`Well, anyhow there's a something about him. Nobody can deny he looks like a gentleman; my word, he'll put some of these Weddin Mountain chaps thro' their facin's, you'll see,' says one miner.
`Not he,' says another; `not if he was ten baronites in one; all the same, he's a manly-looking chap and shows blood.'
This was the sort of talk we used to hear all round us—from the miners, from the storekeepers, from the mixed mob at the Prospectors' Arms, in the big room at night, and generally all about. We said nothing, and took care to keep quiet, and do and say nothing to be took hold of. All the same, we were glad to see Sir Ferdinand. We'd heard of him before from Goring and the other troopers; but he'd been on duty in another district, and hadn't come in our way.
One evening we were all sitting smoking and yarning in the big room of the hotel, and Jim, for a wonder—we'd been washing up—when we saw one of the camp gentlemen come in, and a strange officer of police with him. A sort of whisper ran through the room, and everybody made up their minds it was Sir Ferdinand. Jim and I both looked at him.
`Wa-al!' said one of our Yankee friends, `what 'yur twistin' your necks at like a flock of geese in a corn patch? How d'ye fix it that a lord's better'n any other man?'
`He's a bit different, somehow,' I says. `We're not goin' to kneel down or knuckle under to him, but he don't look like any one else in this room, does he?'
`He's no slouch, and he looks yer square and full in the eye, like a hunter,' says Arizona Bill; `but durn my old buckskins if I can see why you Britishers sets up idols and such and worship 'em, in a colony, jest's if yer was in that benighted old England again.'
We didn't say any more. Jim lit his pipe and smoked away, thinking, perhaps, more whether Sir Ferdinand was anything of a revolver shot, and if he was likely to hit him (Jim) at forty or fifty yards, in case such a chance should turn up, than about the difference of rank and such things.
While we were talking we saw Starlight and one of the Honourables come in and sit down close by Sir Ferdinand, who was taking his grog at a small table, and smoking a big cigar. The Honourable and he jumps up at once and shook hands in such a hurry so as we knew they'd met before.
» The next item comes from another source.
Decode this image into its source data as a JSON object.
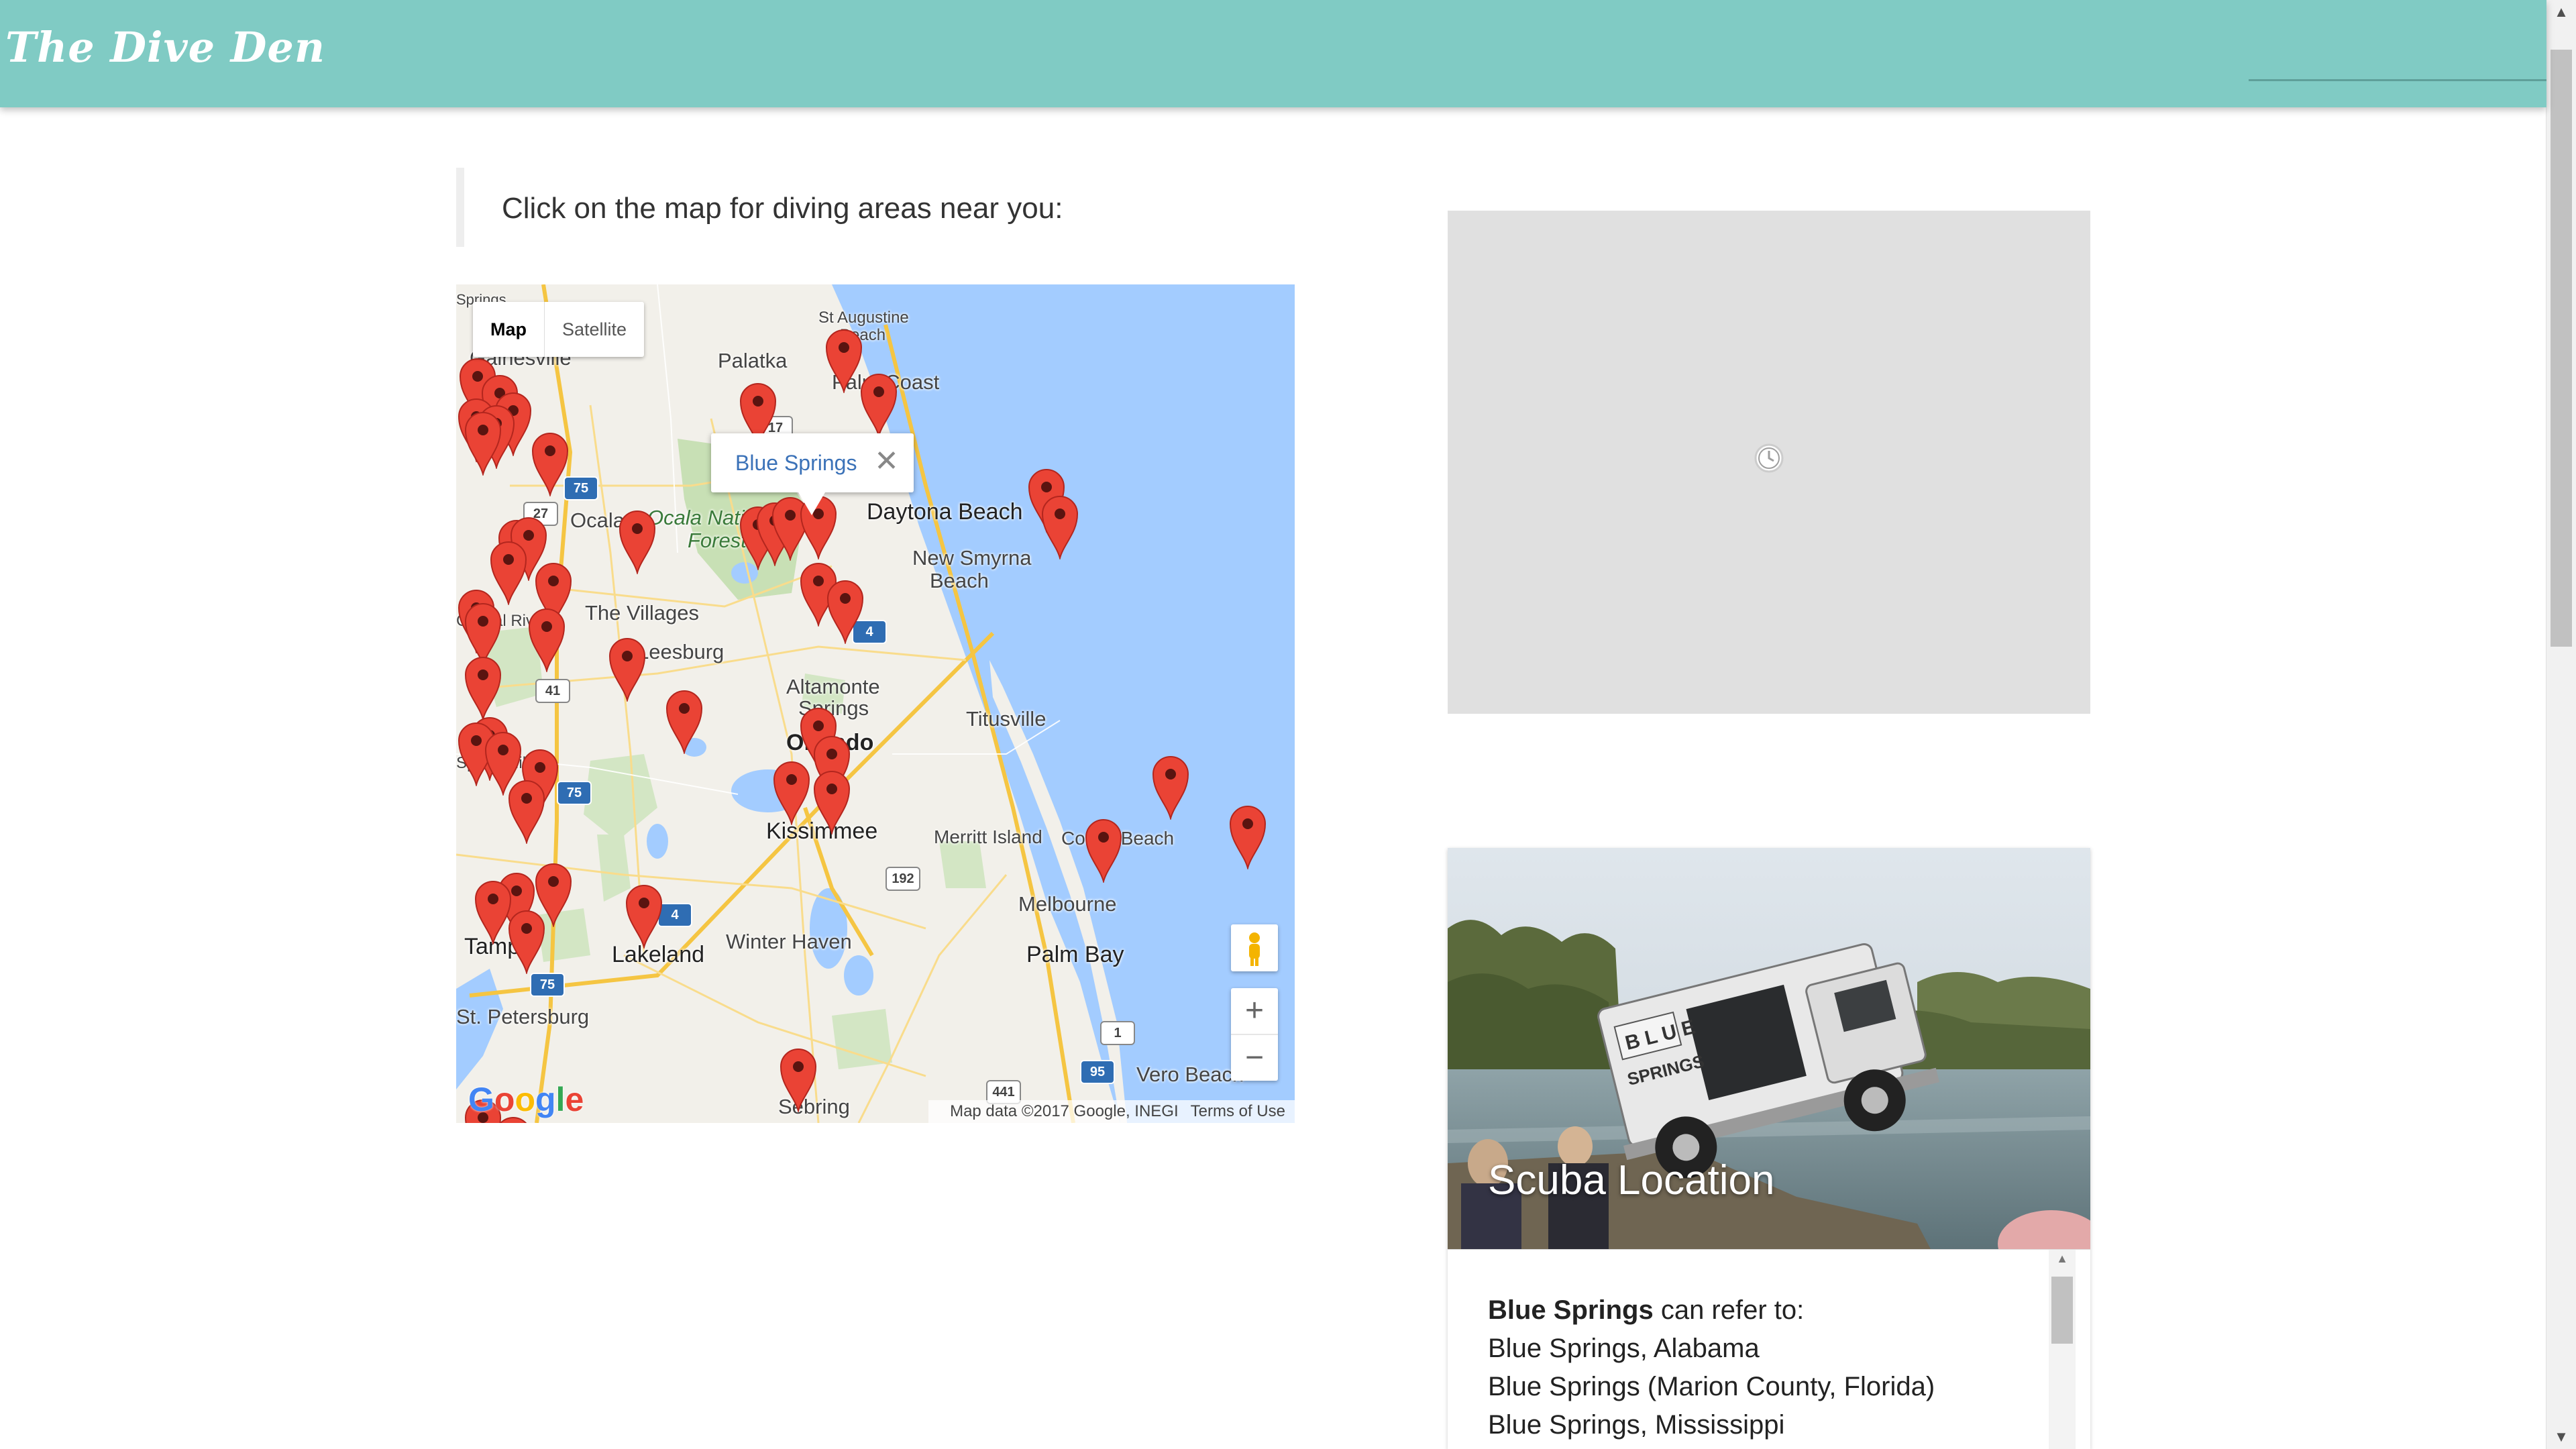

Then the Honourable introduces Starlight to Sir Ferdinand. We felt too queer to laugh, Jim and I, else we should have dropped off our seats when Starlight bowed as grave as a judge, and Sir Ferdinand (we could hear) asked him how many months he'd been out in the colony, and how he liked it?
Starlight said it wasn't at all a bad place when you got used to it, but he thought he should try and get away before the end of the year.
We couldn't help sniggerin' a bit at this, 'specially when Arizona Bill said, `Thar's another durned fool of a Britisher; look at his eyeglass! I wonder the field has not shaken some of that cussed foolishness out of him by this time.'